● Prompt
The entire listing, reproduced exactly and stripped of images, is the expected output.

● Data supplied
++++

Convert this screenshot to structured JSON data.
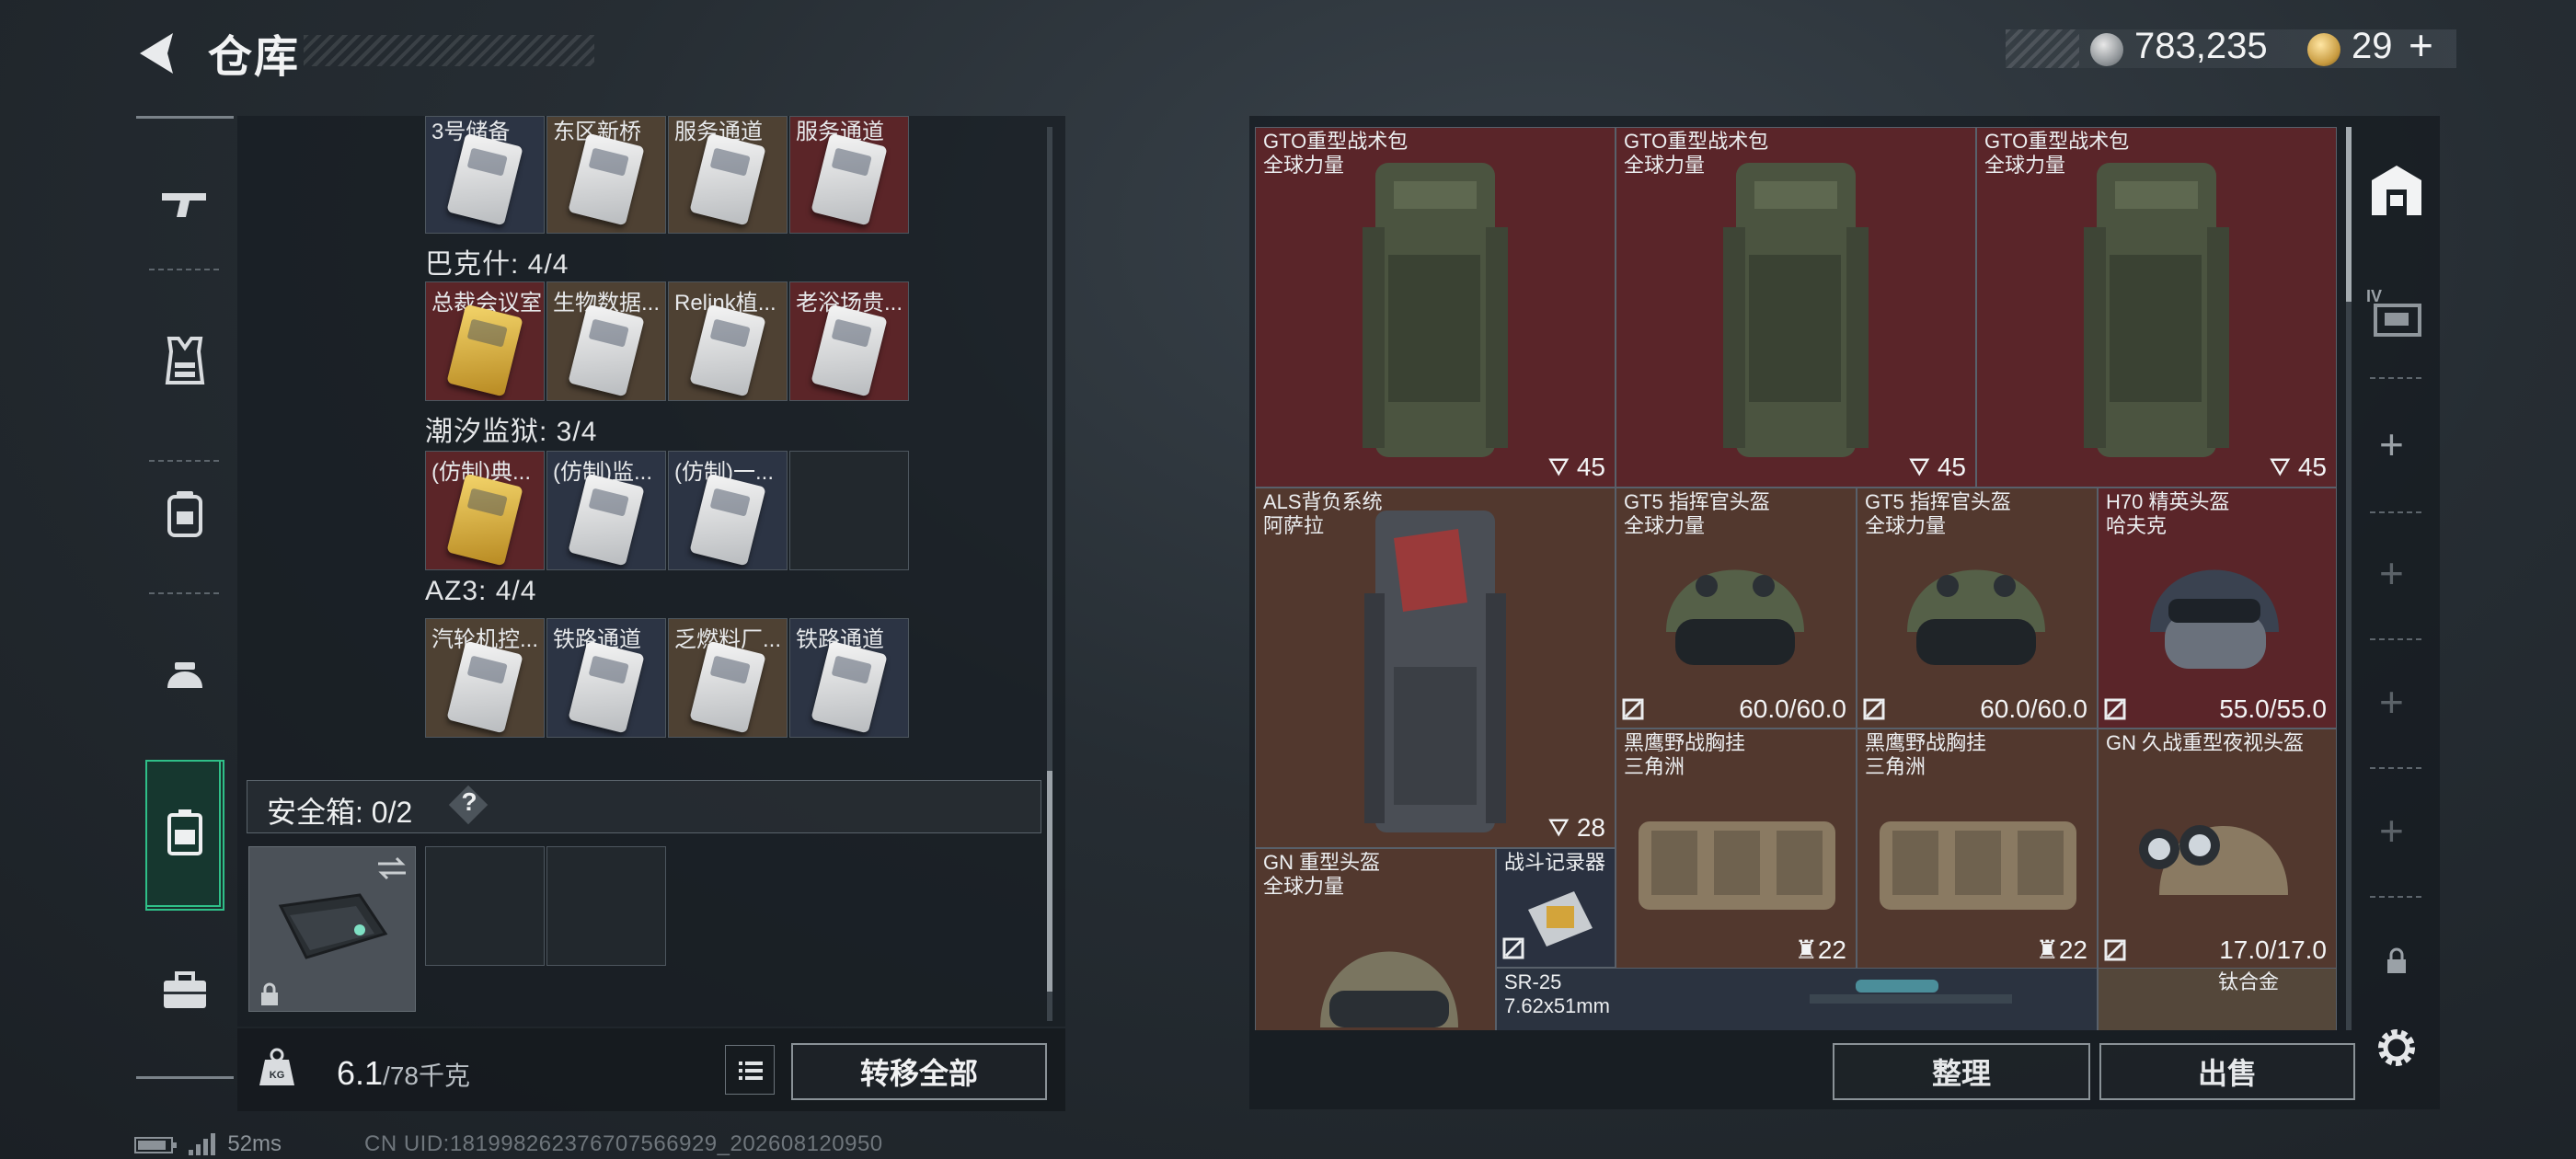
{
  "header": {
    "title": "仓库",
    "silver": "783,235",
    "gold": "29",
    "gold_plus": "+"
  },
  "nav": {
    "items": [
      "weapons-icon",
      "vest-icon",
      "backpack-icon",
      "helmet-icon",
      "case-icon",
      "briefcase-icon"
    ],
    "active": "case-icon"
  },
  "keycards": {
    "row0": [
      "3号储备",
      "东区新桥",
      "服务通道",
      "服务通道"
    ],
    "groups": [
      {
        "label": "巴克什: 4/4",
        "cards": [
          "总裁会议室",
          "生物数据...",
          "Relink植...",
          "老浴场贵..."
        ]
      },
      {
        "label": "潮汐监狱: 3/4",
        "cards": [
          "(仿制)典...",
          "(仿制)监...",
          "(仿制)一...",
          ""
        ]
      },
      {
        "label": "AZ3: 4/4",
        "cards": [
          "汽轮机控...",
          "铁路通道",
          "乏燃料厂...",
          "铁路通道"
        ]
      }
    ]
  },
  "safebox": {
    "label": "安全箱: 0/2",
    "help": "?"
  },
  "weight": {
    "value": "6.1",
    "max": "/78千克",
    "kg_label": "KG"
  },
  "buttons": {
    "transfer_all": "转移全部",
    "sort": "整理",
    "sell": "出售"
  },
  "status": {
    "ping": "52ms",
    "uid": "CN UID:1819982623767075669​29_202608120950"
  },
  "items": [
    {
      "name": "GTO重型战术包",
      "sub": "全球力量",
      "stat": "45"
    },
    {
      "name": "GTO重型战术包",
      "sub": "全球力量",
      "stat": "45"
    },
    {
      "name": "GTO重型战术包",
      "sub": "全球力量",
      "stat": "45"
    },
    {
      "name": "ALS背负系统",
      "sub": "阿萨拉",
      "stat": "28"
    },
    {
      "name": "GT5 指挥官头盔",
      "sub": "全球力量",
      "stat": "60.0/60.0"
    },
    {
      "name": "GT5 指挥官头盔",
      "sub": "全球力量",
      "stat": "60.0/60.0"
    },
    {
      "name": "H70 精英头盔",
      "sub": "哈夫克",
      "stat": "55.0/55.0"
    },
    {
      "name": "黑鹰野战胸挂",
      "sub": "三角洲",
      "stat": "22"
    },
    {
      "name": "黑鹰野战胸挂",
      "sub": "三角洲",
      "stat": "22"
    },
    {
      "name": "GN 久战重型夜视头盔",
      "sub": "",
      "stat": "17.0/17.0"
    },
    {
      "name": "GN 重型头盔",
      "sub": "全球力量",
      "stat": ""
    },
    {
      "name": "战斗记录器",
      "sub": "",
      "stat": ""
    },
    {
      "name": "SR-25",
      "sub": "7.62x51mm",
      "stat": ""
    },
    {
      "name": "钛合金",
      "sub": "",
      "stat": ""
    }
  ],
  "right_nav": {
    "tier_label": "IV",
    "plus": "+"
  }
}
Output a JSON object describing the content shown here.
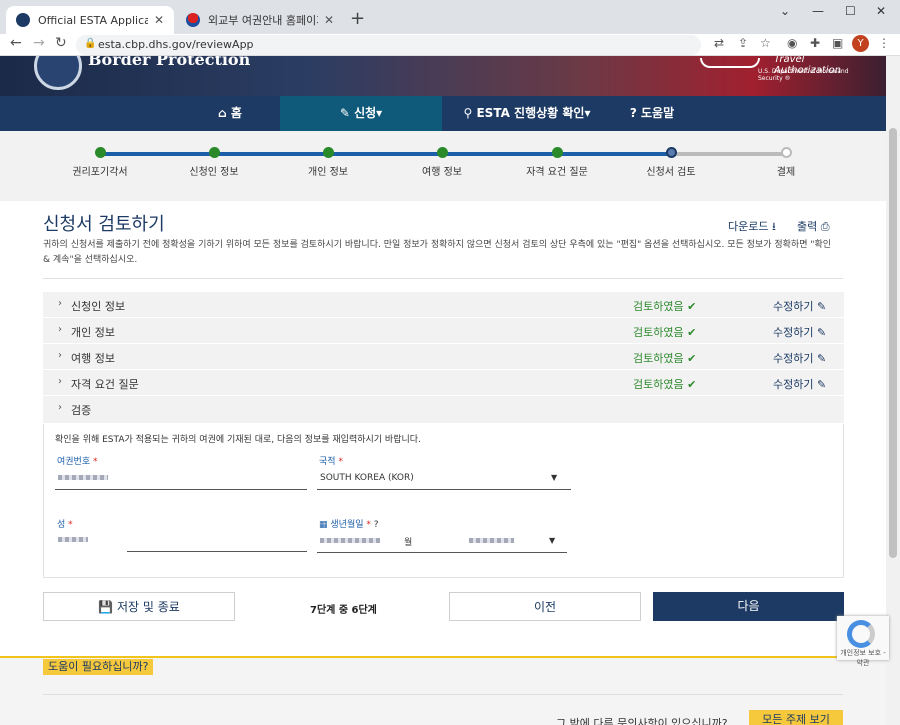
{
  "browser": {
    "tabs": [
      {
        "title": "Official ESTA Application Websi",
        "active": true
      },
      {
        "title": "외교부 여권안내 홈페이지",
        "active": false
      }
    ],
    "url": "esta.cbp.dhs.gov/reviewApp",
    "profile_initial": "Y",
    "window_controls": [
      "⌄",
      "—",
      "☐",
      "✕"
    ]
  },
  "banner": {
    "left_text": "Border Protection",
    "right_text": "Travel Authorization",
    "right_subtext": "U.S. Department of Homeland Security ®"
  },
  "nav": {
    "items": [
      {
        "label": "홈",
        "icon": "home-icon"
      },
      {
        "label": "신청▾",
        "icon": "pencil-icon",
        "active": true
      },
      {
        "label": "ESTA 진행상황 확인▾",
        "icon": "search-icon"
      },
      {
        "label": "도움말",
        "icon": "help-circle-icon"
      }
    ]
  },
  "progress": {
    "steps": [
      "권리포기각서",
      "신청인 정보",
      "개인 정보",
      "여행 정보",
      "자격 요건 질문",
      "신청서 검토",
      "결제"
    ],
    "current_index": 5,
    "colors": {
      "done": "#2a8a2a",
      "current": "#1c3a63",
      "pending": "#bbbbbb",
      "line_done": "#1c5ea8"
    }
  },
  "review": {
    "title": "신청서 검토하기",
    "download_label": "다운로드",
    "print_label": "출력",
    "intro": "귀하의 신청서를 제출하기 전에 정확성을 기하기 위하여 모든 정보를 검토하시기 바랍니다. 만일 정보가 정확하지 않으면 신청서 검토의 상단 우측에 있는 \"편집\" 옵션을 선택하십시오. 모든 정보가 정확하면 \"확인 & 계속\"을 선택하십시오.",
    "sections": [
      {
        "name": "신청인 정보",
        "status": "검토하였음",
        "edit": "수정하기"
      },
      {
        "name": "개인 정보",
        "status": "검토하였음",
        "edit": "수정하기"
      },
      {
        "name": "여행 정보",
        "status": "검토하였음",
        "edit": "수정하기"
      },
      {
        "name": "자격 요건 질문",
        "status": "검토하였음",
        "edit": "수정하기"
      },
      {
        "name": "검증",
        "status": "",
        "edit": ""
      }
    ],
    "verify": {
      "description": "확인을 위해 ESTA가 적용되는 귀하의 여권에 기재된 대로, 다음의 정보를 재입력하시기 바랍니다.",
      "passport_label": "여권번호",
      "country_label": "국적",
      "country_value": "SOUTH KOREA (KOR)",
      "surname_label": "성",
      "dob_label": "생년월일",
      "dob_month_suffix": "월"
    }
  },
  "actions": {
    "save_label": "저장 및 종료",
    "step_text": "7단계 중 6단계",
    "prev_label": "이전",
    "next_label": "다음"
  },
  "footer": {
    "help_label": "도움이 필요하십니까?",
    "question": "그 밖에 다른 문의사항이 있으십니까?",
    "faq_label": "모든 주제 보기",
    "recaptcha_text": "개인정보 보호 - 약관"
  }
}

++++

● Answer below
Convert this screenshot to structured JSON data.
{
  "header": {
    "title": "仓库",
    "silver": "783,235",
    "gold": "29",
    "gold_plus": "+"
  },
  "nav": {
    "items": [
      "weapons-icon",
      "vest-icon",
      "backpack-icon",
      "helmet-icon",
      "case-icon",
      "briefcase-icon"
    ],
    "active": "case-icon"
  },
  "keycards": {
    "row0": [
      "3号储备",
      "东区新桥",
      "服务通道",
      "服务通道"
    ],
    "groups": [
      {
        "label": "巴克什: 4/4",
        "cards": [
          "总裁会议室",
          "生物数据...",
          "Relink植...",
          "老浴场贵..."
        ]
      },
      {
        "label": "潮汐监狱: 3/4",
        "cards": [
          "(仿制)典...",
          "(仿制)监...",
          "(仿制)一...",
          ""
        ]
      },
      {
        "label": "AZ3: 4/4",
        "cards": [
          "汽轮机控...",
          "铁路通道",
          "乏燃料厂...",
          "铁路通道"
        ]
      }
    ]
  },
  "safebox": {
    "label": "安全箱: 0/2",
    "help": "?"
  },
  "weight": {
    "value": "6.1",
    "max": "/78千克",
    "kg_label": "KG"
  },
  "buttons": {
    "transfer_all": "转移全部",
    "sort": "整理",
    "sell": "出售"
  },
  "status": {
    "ping": "52ms",
    "uid": "CN UID:1819982623767075669​29_202608120950"
  },
  "items": [
    {
      "name": "GTO重型战术包",
      "sub": "全球力量",
      "stat": "45"
    },
    {
      "name": "GTO重型战术包",
      "sub": "全球力量",
      "stat": "45"
    },
    {
      "name": "GTO重型战术包",
      "sub": "全球力量",
      "stat": "45"
    },
    {
      "name": "ALS背负系统",
      "sub": "阿萨拉",
      "stat": "28"
    },
    {
      "name": "GT5 指挥官头盔",
      "sub": "全球力量",
      "stat": "60.0/60.0"
    },
    {
      "name": "GT5 指挥官头盔",
      "sub": "全球力量",
      "stat": "60.0/60.0"
    },
    {
      "name": "H70 精英头盔",
      "sub": "哈夫克",
      "stat": "55.0/55.0"
    },
    {
      "name": "黑鹰野战胸挂",
      "sub": "三角洲",
      "stat": "22"
    },
    {
      "name": "黑鹰野战胸挂",
      "sub": "三角洲",
      "stat": "22"
    },
    {
      "name": "GN 久战重型夜视头盔",
      "sub": "",
      "stat": "17.0/17.0"
    },
    {
      "name": "GN 重型头盔",
      "sub": "全球力量",
      "stat": ""
    },
    {
      "name": "战斗记录器",
      "sub": "",
      "stat": ""
    },
    {
      "name": "SR-25",
      "sub": "7.62x51mm",
      "stat": ""
    },
    {
      "name": "钛合金",
      "sub": "",
      "stat": ""
    }
  ],
  "right_nav": {
    "tier_label": "IV",
    "plus": "+"
  }
}
Output a JSON object describing the content shown here.
{
  "browser": {
    "tabs": [
      {
        "title": "Official ESTA Application Websi",
        "active": true
      },
      {
        "title": "외교부 여권안내 홈페이지",
        "active": false
      }
    ],
    "url": "esta.cbp.dhs.gov/reviewApp",
    "profile_initial": "Y",
    "window_controls": [
      "⌄",
      "—",
      "☐",
      "✕"
    ]
  },
  "banner": {
    "left_text": "Border Protection",
    "right_text": "Travel Authorization",
    "right_subtext": "U.S. Department of Homeland Security ®"
  },
  "nav": {
    "items": [
      {
        "label": "홈",
        "icon": "home-icon"
      },
      {
        "label": "신청▾",
        "icon": "pencil-icon",
        "active": true
      },
      {
        "label": "ESTA 진행상황 확인▾",
        "icon": "search-icon"
      },
      {
        "label": "도움말",
        "icon": "help-circle-icon"
      }
    ]
  },
  "progress": {
    "steps": [
      "권리포기각서",
      "신청인 정보",
      "개인 정보",
      "여행 정보",
      "자격 요건 질문",
      "신청서 검토",
      "결제"
    ],
    "current_index": 5,
    "colors": {
      "done": "#2a8a2a",
      "current": "#1c3a63",
      "pending": "#bbbbbb",
      "line_done": "#1c5ea8"
    }
  },
  "review": {
    "title": "신청서 검토하기",
    "download_label": "다운로드",
    "print_label": "출력",
    "intro": "귀하의 신청서를 제출하기 전에 정확성을 기하기 위하여 모든 정보를 검토하시기 바랍니다. 만일 정보가 정확하지 않으면 신청서 검토의 상단 우측에 있는 \"편집\" 옵션을 선택하십시오. 모든 정보가 정확하면 \"확인 & 계속\"을 선택하십시오.",
    "sections": [
      {
        "name": "신청인 정보",
        "status": "검토하였음",
        "edit": "수정하기"
      },
      {
        "name": "개인 정보",
        "status": "검토하였음",
        "edit": "수정하기"
      },
      {
        "name": "여행 정보",
        "status": "검토하였음",
        "edit": "수정하기"
      },
      {
        "name": "자격 요건 질문",
        "status": "검토하였음",
        "edit": "수정하기"
      },
      {
        "name": "검증",
        "status": "",
        "edit": ""
      }
    ],
    "verify": {
      "description": "확인을 위해 ESTA가 적용되는 귀하의 여권에 기재된 대로, 다음의 정보를 재입력하시기 바랍니다.",
      "passport_label": "여권번호",
      "country_label": "국적",
      "country_value": "SOUTH KOREA (KOR)",
      "surname_label": "성",
      "dob_label": "생년월일",
      "dob_month_suffix": "월"
    }
  },
  "actions": {
    "save_label": "저장 및 종료",
    "step_text": "7단계 중 6단계",
    "prev_label": "이전",
    "next_label": "다음"
  },
  "footer": {
    "help_label": "도움이 필요하십니까?",
    "question": "그 밖에 다른 문의사항이 있으십니까?",
    "faq_label": "모든 주제 보기",
    "recaptcha_text": "개인정보 보호 - 약관"
  }
}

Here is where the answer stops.